In this weekend’s Wall Street Journal, Gary Becker and Julio Elias have an essay, Cash for Kidneys: The Case for a Market for Organs, in which they argue that paying donors for their organs would eliminate the supply-demand gap without greatly increasing the cost of a kidney transplant.  This is an extension of their prior work, with which many Loungers may be familiar.  The article has generated a fierce (though largely misinformed) debate in the comments section and Al Roth has a typically thoughtful post on point, questioning why repetition of these arguments and evidence has failed to make headway, and urging a more thorough understanding of the nature of the opposition to organ markets.

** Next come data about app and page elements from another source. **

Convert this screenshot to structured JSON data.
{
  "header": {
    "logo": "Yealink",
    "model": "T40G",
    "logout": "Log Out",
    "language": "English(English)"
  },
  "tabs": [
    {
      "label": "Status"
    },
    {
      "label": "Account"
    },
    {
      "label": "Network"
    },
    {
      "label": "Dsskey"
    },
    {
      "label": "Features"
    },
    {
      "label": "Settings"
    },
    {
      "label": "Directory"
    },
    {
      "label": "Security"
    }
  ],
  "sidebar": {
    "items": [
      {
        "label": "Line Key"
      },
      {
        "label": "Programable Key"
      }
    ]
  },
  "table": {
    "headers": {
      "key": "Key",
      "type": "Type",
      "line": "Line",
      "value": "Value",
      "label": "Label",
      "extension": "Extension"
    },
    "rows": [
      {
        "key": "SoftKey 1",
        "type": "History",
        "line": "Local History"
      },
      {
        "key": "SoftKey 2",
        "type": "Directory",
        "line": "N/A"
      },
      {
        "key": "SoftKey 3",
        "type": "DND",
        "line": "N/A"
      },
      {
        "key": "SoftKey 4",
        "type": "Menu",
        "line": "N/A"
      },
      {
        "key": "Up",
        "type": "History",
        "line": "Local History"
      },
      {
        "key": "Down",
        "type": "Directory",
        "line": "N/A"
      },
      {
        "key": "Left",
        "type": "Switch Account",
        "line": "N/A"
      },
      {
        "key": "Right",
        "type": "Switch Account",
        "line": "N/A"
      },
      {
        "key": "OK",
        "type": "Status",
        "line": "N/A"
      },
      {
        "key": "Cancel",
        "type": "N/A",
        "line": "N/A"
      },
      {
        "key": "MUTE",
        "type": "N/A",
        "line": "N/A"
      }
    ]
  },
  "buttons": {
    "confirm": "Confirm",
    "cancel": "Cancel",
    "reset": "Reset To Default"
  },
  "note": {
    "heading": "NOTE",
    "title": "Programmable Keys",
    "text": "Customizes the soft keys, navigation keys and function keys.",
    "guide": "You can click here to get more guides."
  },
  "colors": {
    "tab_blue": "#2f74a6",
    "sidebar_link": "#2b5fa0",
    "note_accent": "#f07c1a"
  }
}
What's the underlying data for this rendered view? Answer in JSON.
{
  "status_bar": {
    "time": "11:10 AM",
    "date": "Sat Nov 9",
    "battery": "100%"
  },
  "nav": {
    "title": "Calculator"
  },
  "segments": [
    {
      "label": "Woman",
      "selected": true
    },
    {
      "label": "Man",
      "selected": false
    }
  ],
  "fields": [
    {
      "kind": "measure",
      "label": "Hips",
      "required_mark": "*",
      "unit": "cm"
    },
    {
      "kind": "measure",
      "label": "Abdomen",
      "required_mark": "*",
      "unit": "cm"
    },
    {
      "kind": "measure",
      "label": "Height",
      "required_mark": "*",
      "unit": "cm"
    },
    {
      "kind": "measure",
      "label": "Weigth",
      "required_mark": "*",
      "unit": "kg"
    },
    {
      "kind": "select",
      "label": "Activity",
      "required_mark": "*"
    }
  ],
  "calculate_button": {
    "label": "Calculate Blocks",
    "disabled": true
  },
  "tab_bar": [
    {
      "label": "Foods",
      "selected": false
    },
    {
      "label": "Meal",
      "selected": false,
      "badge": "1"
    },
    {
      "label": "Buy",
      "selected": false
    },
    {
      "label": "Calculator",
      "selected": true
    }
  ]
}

The WSJ piece is notable for several reasons, however.  First, this is not the usual short op-ed, but a fairly extended treatment.  I can’t help but think that such a piece in the mainstream press by two prominent economists signals something about the current salience of the kidney shortage.  That same sense was the motivation behind the recent Organs & Inducements symposium that Phil Cook and I hosted last year at Duke.  Second, as Phil and I demonstrate in a forthcoming article just posted to SSRN, the prospects for reducing the kidney deficit under the current system have only become more daunting since Becker & Elias published on this topic in 2007.

To illustrate, the accompanying figure (figure 2 from our paper) provides a historical account of the gap between kidney need and supply. That gap appeared when the UNOS data system first went on line in 1995, and has widened over the years since then. Between 1995 and 2006 both flows (new additions and transplants) increased steadily, with the need increasing faster than the supply of kidneys available for transplant. Since 2006 the need has continued to increase each year (albeit more slowly), but the rate of transplants has plateaued.  (We discuss this and other trends in more detail in the paper)

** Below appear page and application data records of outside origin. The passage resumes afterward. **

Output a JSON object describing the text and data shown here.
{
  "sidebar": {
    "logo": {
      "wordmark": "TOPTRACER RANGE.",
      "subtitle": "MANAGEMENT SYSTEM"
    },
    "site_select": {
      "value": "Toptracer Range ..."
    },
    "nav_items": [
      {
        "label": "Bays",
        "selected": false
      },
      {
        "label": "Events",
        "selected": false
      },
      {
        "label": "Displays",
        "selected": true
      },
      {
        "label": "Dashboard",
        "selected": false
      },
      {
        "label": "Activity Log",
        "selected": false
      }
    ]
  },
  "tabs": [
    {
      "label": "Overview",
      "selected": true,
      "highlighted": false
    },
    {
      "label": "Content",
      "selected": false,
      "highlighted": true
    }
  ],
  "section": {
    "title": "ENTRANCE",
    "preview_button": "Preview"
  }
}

The Becker and Elias WSJ piece is also timely from my perspective, given that our paper, A Primer on Kidney Transplantation: Anatomy of the Shortage, reaches largely the same conclusion, but also contains some important differences that are worth highlighting.   The primer, part of the Organs & Inducements symposium, is intended as a quantitative description of the kidney shortage and future trends.  That analysis yields some insights on possible policy solutions to the kidney shortage and, perhaps most importantly, demonstrates the limitations of many popular proposals aimed at reducing the gap between supply and need.

In my next few posts, I’ll take readers through a few key pieces of evidence and arguments in the paper.  We are still very much in draft form, so constructive feedback is most welcome.  As a preview, the main takeaways from the paper that I plan to hit in these posts are the following:

  • When properly measured, the gap between kidney need and supply is even larger than typically assumed and there is little reason to expect that trend to abate under current conditions
  • The prospects are dim for increasing kidney donation rates under the current system: donation levels have been static overall since 2006, and donations from living kidney donors have actually declined from their 2003 peak. Moreover, most kidneys from suitable deceased donors are already procured — even a perfect deceased organ consent and allocation system would not yield nearly enough kidneys to cover the amount needed per year to satisfy unmet demand
  • Kidney transplantation is less expensive and results in better health outcomes than dialysis.  Furthermore, living donor kidneys provide health advantages as compared to deceased donor kidneys.
  • Many current innovations in transplantation are positive and should be encouraged, but will not increase kidney transplants in sufficient numbers to close the need-supply gap, at least not in the foreseeable future

I’ll be back with more on this later.  In the meantime, you can download the full paper here.

Related posts:

Cash for Kidneys: Reality is Complicated

Kidneys, Part II: The Limits of Deceased Donation Proposals

Innovation and Incentives: Beyond “Cash For Kidneys”

More Organs & Inducements

Share:Tweet about this on TwitterShare on FacebookDigg thisShare on RedditShare on StumbleUponEmail this to someone